§ Dataset rows for apps and sites:
________

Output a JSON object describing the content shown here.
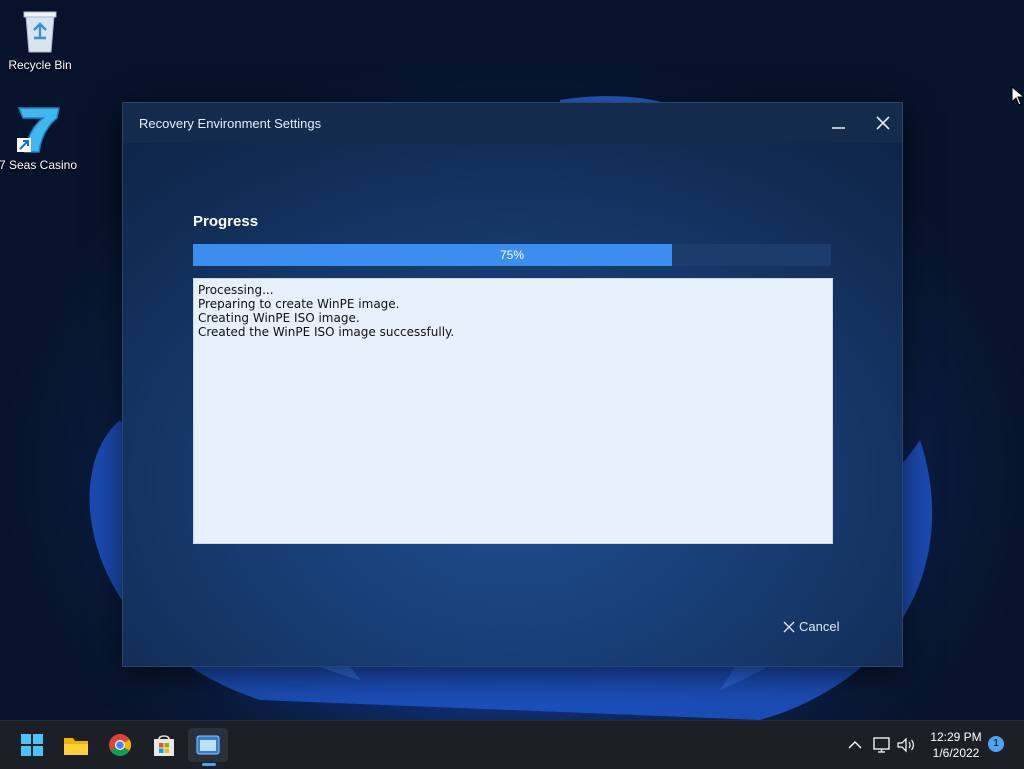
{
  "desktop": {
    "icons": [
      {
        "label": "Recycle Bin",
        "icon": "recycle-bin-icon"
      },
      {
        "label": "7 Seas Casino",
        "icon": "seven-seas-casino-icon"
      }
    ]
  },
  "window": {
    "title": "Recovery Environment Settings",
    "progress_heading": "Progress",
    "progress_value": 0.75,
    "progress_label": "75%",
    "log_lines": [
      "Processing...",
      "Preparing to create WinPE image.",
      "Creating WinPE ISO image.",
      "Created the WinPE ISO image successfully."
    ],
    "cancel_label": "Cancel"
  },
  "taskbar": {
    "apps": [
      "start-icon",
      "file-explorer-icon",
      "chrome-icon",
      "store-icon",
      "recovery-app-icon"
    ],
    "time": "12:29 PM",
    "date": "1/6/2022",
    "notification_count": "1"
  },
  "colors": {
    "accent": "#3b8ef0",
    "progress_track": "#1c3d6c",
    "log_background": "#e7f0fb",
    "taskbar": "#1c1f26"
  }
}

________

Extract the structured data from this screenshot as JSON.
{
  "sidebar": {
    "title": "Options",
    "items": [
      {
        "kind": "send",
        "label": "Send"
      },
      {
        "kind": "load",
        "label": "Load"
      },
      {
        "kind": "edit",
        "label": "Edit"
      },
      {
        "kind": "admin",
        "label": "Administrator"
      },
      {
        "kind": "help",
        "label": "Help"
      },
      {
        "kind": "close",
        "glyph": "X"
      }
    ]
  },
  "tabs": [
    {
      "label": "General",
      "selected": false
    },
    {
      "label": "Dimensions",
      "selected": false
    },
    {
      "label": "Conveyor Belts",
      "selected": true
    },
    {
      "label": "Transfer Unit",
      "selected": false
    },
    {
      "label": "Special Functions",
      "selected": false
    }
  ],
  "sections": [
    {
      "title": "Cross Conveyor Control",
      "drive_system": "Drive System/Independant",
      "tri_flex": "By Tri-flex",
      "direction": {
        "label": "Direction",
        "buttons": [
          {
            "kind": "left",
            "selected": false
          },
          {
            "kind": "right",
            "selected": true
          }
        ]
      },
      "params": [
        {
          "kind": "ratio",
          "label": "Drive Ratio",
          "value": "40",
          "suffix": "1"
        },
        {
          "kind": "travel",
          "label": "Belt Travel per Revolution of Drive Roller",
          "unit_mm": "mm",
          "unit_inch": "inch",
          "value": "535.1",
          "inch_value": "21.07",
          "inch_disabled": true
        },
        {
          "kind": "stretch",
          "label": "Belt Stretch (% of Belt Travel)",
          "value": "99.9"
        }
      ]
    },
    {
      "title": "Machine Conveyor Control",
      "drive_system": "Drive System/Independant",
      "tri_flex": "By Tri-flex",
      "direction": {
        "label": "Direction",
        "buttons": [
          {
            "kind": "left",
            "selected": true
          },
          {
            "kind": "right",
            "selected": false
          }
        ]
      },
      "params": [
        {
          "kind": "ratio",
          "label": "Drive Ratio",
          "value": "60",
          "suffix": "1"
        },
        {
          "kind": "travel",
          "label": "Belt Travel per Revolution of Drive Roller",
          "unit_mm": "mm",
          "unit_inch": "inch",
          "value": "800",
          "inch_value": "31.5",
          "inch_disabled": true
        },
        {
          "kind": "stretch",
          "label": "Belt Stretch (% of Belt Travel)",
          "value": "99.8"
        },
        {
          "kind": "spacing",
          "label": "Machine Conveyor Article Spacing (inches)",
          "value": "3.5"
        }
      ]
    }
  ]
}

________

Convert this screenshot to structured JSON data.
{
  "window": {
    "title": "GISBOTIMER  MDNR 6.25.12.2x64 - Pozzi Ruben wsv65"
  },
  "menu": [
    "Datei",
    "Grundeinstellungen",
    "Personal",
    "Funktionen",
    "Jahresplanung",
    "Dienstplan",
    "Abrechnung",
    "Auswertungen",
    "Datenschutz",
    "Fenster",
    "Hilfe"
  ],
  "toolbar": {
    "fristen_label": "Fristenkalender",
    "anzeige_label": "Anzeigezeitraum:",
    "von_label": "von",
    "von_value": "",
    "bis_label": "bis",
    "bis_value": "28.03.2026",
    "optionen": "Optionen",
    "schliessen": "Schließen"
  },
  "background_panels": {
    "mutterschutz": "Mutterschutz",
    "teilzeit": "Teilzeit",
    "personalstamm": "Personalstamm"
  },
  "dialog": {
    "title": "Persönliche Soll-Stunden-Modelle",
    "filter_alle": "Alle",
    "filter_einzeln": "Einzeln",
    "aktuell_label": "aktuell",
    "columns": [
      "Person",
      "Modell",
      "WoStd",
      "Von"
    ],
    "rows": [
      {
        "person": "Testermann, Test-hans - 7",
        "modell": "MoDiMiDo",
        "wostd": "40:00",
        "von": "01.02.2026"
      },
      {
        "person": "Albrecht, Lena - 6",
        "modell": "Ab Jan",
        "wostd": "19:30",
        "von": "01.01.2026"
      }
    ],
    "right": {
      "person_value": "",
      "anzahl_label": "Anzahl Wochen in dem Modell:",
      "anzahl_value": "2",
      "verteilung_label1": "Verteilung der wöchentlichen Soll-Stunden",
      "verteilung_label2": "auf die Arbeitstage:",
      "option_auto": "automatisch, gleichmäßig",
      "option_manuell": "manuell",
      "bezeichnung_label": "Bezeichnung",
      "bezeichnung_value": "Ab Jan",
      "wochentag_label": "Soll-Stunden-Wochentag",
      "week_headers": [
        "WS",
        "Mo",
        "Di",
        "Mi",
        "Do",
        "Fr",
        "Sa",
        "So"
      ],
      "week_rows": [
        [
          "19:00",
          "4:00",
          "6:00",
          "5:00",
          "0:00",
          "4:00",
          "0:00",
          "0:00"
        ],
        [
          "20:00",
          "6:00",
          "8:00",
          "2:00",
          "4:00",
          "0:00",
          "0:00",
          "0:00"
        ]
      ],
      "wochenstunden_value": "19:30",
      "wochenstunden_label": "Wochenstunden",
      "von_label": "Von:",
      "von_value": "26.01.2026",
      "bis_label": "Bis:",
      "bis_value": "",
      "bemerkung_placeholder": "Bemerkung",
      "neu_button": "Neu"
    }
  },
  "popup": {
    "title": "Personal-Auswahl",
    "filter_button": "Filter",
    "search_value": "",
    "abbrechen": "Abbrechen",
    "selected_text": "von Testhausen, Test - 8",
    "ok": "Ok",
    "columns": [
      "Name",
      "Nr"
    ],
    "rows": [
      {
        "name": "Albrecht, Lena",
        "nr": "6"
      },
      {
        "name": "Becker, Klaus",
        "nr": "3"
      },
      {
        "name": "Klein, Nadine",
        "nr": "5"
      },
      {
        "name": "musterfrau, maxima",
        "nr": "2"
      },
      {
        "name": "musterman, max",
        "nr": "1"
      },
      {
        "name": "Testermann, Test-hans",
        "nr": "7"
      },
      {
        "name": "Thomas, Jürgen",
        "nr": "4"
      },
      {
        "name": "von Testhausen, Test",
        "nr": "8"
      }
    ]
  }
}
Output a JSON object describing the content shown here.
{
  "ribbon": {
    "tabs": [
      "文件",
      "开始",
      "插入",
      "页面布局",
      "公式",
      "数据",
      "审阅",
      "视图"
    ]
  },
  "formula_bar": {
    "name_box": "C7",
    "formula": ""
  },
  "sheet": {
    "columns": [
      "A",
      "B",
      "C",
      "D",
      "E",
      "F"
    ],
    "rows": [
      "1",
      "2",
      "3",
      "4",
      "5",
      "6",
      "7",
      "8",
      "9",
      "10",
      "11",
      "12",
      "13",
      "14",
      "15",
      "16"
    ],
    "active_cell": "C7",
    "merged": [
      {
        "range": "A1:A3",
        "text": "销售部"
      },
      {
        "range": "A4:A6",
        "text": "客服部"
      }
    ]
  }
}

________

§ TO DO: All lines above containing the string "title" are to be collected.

§ SOLVED EXERCISE:
    "title": "Recovery Environment Settings",
    "title": "Options",
      "title": "Cross Conveyor Control",
      "title": "Machine Conveyor Control",
    "title": "GISBOTIMER  MDNR 6.25.12.2x64 - Pozzi Ruben wsv65"
    "title": "Persönliche Soll-Stunden-Modelle",
    "title": "Personal-Auswahl",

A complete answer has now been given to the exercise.